In an earlier report STRATFOR wrote:

In return for Musharraf's silence, the Bush administration would pull some strings to strengthen Musharraf's political standing and regain some lost clout in the government.


….Even India seems to have been enlisted in the Musharraf makeover; during the Non-Aligned Movement summit in Havana earlier in the week, Indian Prime Minister Manmohan Singh announced a pact with Pakistan to fight terrorism and move the peace process forward through high-level exchanges. This came, no doubt, in exchange for guarantees that the U.S.-Indian civilian nuclear deal would be pushed through Congress before the session comes to a close.[STRATFOR]

I never knew this nuke deal was so important for Manmohan Singh that he would become subservient to US diktat and sacrifice our national interests so America's FATWAT can breathe easy. How the hell did he forget that it is the Americans who need us more than we need them? Can they afford to ignore an economy that is growing at more than 8% p.a.?

After the meeting between Singh and Musharraf at Havana, Manmohan Singh out of the blue announced the setting up a joint mechanism on anti-terrorism. Forget the strategic experts even the common man felt this was suicidal and capitulation by us.

I don't understand why Manmohan Singh is in such a hurry to get the nuke deal passed by the US Senate this session itself. Even if the Republicans lost control of the Senate, sooner or later this deal would have been ours coz it would be stupid of the Americans to ignore our booming economy. We only need this deal if it is according to the July 2005 agreement and not with strings attached as it is now. Moreover even if the nuke deal comes through, the electricity produced will only cater to about 20%-30% of our future projected requirements.

It's a pity that we didn't see this strategically conniving plan of Bush and Musharraf coming and played right into US hands by readily agreeing to American diktat to provide Musharraf with breathing space.

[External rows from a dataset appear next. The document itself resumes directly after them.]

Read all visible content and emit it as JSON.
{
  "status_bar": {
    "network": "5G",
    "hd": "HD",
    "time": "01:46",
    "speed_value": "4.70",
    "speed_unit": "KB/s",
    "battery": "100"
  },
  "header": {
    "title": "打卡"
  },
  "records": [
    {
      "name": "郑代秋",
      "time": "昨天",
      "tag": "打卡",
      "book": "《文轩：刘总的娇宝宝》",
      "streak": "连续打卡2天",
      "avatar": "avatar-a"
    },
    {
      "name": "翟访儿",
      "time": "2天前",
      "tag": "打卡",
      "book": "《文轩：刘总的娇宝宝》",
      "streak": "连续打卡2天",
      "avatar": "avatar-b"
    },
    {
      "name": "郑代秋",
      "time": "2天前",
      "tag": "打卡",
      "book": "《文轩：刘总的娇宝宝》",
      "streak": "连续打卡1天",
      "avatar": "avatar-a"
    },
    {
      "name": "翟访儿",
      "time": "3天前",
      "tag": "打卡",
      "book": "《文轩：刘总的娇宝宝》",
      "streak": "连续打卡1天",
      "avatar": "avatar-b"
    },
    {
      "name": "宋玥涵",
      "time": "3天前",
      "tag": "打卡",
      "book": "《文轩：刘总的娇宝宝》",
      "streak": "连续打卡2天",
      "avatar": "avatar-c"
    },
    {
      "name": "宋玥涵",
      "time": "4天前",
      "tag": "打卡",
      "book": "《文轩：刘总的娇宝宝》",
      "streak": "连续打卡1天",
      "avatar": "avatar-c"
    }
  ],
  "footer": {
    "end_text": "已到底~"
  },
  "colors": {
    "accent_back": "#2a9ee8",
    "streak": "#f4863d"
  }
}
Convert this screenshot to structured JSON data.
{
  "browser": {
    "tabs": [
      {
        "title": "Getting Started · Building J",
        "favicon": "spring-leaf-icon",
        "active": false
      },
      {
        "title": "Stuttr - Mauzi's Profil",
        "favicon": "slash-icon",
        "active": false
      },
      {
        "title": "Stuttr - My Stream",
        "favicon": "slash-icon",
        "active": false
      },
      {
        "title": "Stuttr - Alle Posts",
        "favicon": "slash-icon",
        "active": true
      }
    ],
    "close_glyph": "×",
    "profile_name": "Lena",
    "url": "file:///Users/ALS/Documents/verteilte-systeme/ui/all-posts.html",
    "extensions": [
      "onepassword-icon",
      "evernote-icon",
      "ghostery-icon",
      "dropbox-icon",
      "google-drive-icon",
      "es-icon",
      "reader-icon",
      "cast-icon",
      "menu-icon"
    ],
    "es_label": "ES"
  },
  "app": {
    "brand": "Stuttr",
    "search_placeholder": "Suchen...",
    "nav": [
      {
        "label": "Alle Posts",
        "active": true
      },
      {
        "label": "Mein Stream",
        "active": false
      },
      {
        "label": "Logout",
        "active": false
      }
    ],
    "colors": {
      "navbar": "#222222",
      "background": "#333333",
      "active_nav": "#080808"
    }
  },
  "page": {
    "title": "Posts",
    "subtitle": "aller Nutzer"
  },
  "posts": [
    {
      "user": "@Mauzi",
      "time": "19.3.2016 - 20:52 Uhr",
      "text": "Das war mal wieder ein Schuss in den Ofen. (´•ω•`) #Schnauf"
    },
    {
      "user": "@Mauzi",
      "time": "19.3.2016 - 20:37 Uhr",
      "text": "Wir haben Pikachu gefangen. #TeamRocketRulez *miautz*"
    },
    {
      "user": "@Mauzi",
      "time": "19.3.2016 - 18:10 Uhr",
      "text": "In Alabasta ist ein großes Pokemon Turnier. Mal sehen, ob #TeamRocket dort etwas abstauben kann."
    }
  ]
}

The Americans knew it would be very tempting for India to attack terror camps in POK/Pak coinciding with their Osama hunt in Pakistan territory. So to pre-empt that they offered us a faster nuke deal and also got us entwined with Pakistan in some stupid anti-terror mechanism, which is doomed to fail from the word go. The Indian government's stupidity has caused them support among the people and in the strategic and media communities. They have made India a laughingstock around the world.

Let us remember that the Bush strategy in South Asia is a tightrope act that balances competing foreign policy objectives: prevent Islamic extremists from gaining control of Pakistan and, more important, its nuclear arsenal; bolster India as a counter-force to Chinese power; and use U.S. influence with Pakistan as a bargaining chip with India.

BTW, the Indo-US nuke deal that was being talked about of being delayed this Senate session will most probably be passed this week just as STRATFOR analysed.

1 comment:

Apollo said...

It is a given that the US is trying to pressure India into toeing its line.They are the sole superpower and it is natural to expect that. What is also natural to expect is that the India Government should stand up to all the pressures and be razor sharp focussed on its OWN interests.

Is it happening? Is the current Indian govt doing it? Certainly not.